The street consists of a thousand different buildings, but we have got used to the beauty of ugliness for that has meant making the best of our misfortune. Those thousand houses are dingy and utterly discordant one with another. It is appalling, but we pass on our way. On Sundays, when they are empty, the streets reveal their full horror. But except during those dismal hours men and women are elbowing their way along them, the shops are ablaze, and every aspect of human life pullutates throughout their length. Those who have eyes in their heads can find plenty to amuse them in this sea of lusts and faces. It is better than the theatre, better than what we read in novels.

Nothing of all this exalts us with the joy that architecture provokes. There is neither the pride which results from order, nor the spirit of initiative which is engendered by wide spaces … only pitying compassion born of the shock of encountering the faces of our fellows; and the realization of what the English call the “hard labour” of our own lives.

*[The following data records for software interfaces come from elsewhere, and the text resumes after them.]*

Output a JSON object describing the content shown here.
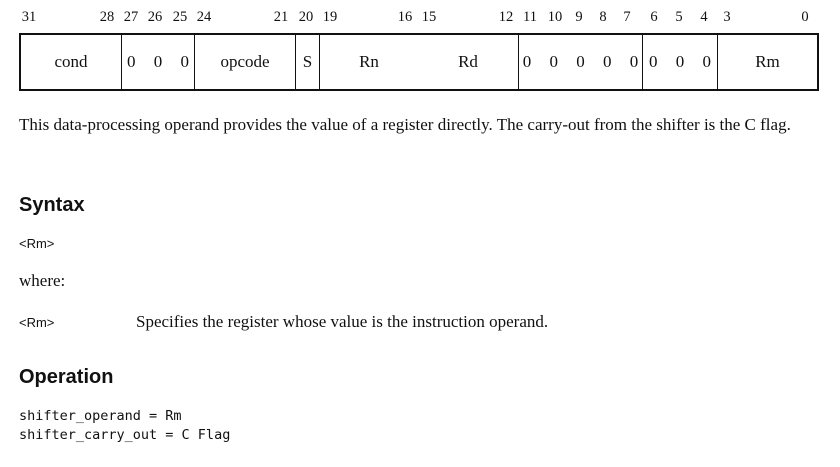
{
  "encoding": {
    "bit_numbers": [
      "31",
      "28",
      "27",
      "26",
      "25",
      "24",
      "21",
      "20",
      "19",
      "16",
      "15",
      "12",
      "11",
      "10",
      "9",
      "8",
      "7",
      "6",
      "5",
      "4",
      "3",
      "0"
    ],
    "fields": [
      {
        "label": "cond"
      },
      {
        "label": "0 0 0"
      },
      {
        "label": "opcode"
      },
      {
        "label": "S"
      },
      {
        "label": "Rn"
      },
      {
        "label": "Rd"
      },
      {
        "label": "0 0 0 0 0"
      },
      {
        "label": "0 0 0"
      },
      {
        "label": "Rm"
      }
    ]
  },
  "description": "This data-processing operand provides the value of a register directly. The carry-out from the shifter is the C flag.",
  "syntax": {
    "heading": "Syntax",
    "form": "<Rm>",
    "where_label": "where:",
    "definitions": [
      {
        "term": "<Rm>",
        "text": "Specifies the register whose value is the instruction operand."
      }
    ]
  },
  "operation": {
    "heading": "Operation",
    "lines": [
      "shifter_operand = Rm",
      "shifter_carry_out = C Flag"
    ]
  }
}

The street of today can sustain its human drama.

It can glitter under the brillance of a new form of light.

It can smile through its patchwork of advertisements.

It is the well-trodden path of the eternal pedestrian, a relic of the centuries, a dislocated organ that can no longer function.

The street wears us out.

And when all is said and done we have to admit it disgusts us.

Then why does it still exist?

(“Heaven preserve us from the Balzacian mentality” of those who would preserve streets “because these murky canyons offer them the fascinating spectacle of human physiognomy,” Le Corbusier added, as if in anticipation of the decades of backlash his plan would inspire.)

In the years after World War II, Le Corbusier’s radical thinking inspired American public housing projects and Oscar Niemayer’s plan for Brasilia. And years later, filtered through the peculiar prisms of Hong Kong land policy and late-stage capitalism, it produced Tseung Kwan O, a city whose inhabitants roam concrete pathways on a sunny afternoon in search of a street.



Renderings of Le Corbusier’s plans


Kin Ming Estate in Tseung Kwan O, completed in 2003


Street near Tseung Kwan O MTR

This entry was written by Christopher DeWolf , posted on Wednesday February 27 2013at 10:02 am , filed under Art and Design, Asia Pacific, Europe, History, Public Space, Transportation and tagged , , , , , , , , . Bookmark the permalink . Post a comment below or leave a trackback: Trackback URL.

One Response to “A City Without Streets”

  • JC says:

    Le Corbusier was definitely the bane of human-scale, organic (and just plain enjoyable)urban development.
    That’s what happens when urban-planners over think. Actually, I’d argue that the less planning, the better the end result. Good urban design isn’t planned, it emerges from need and use.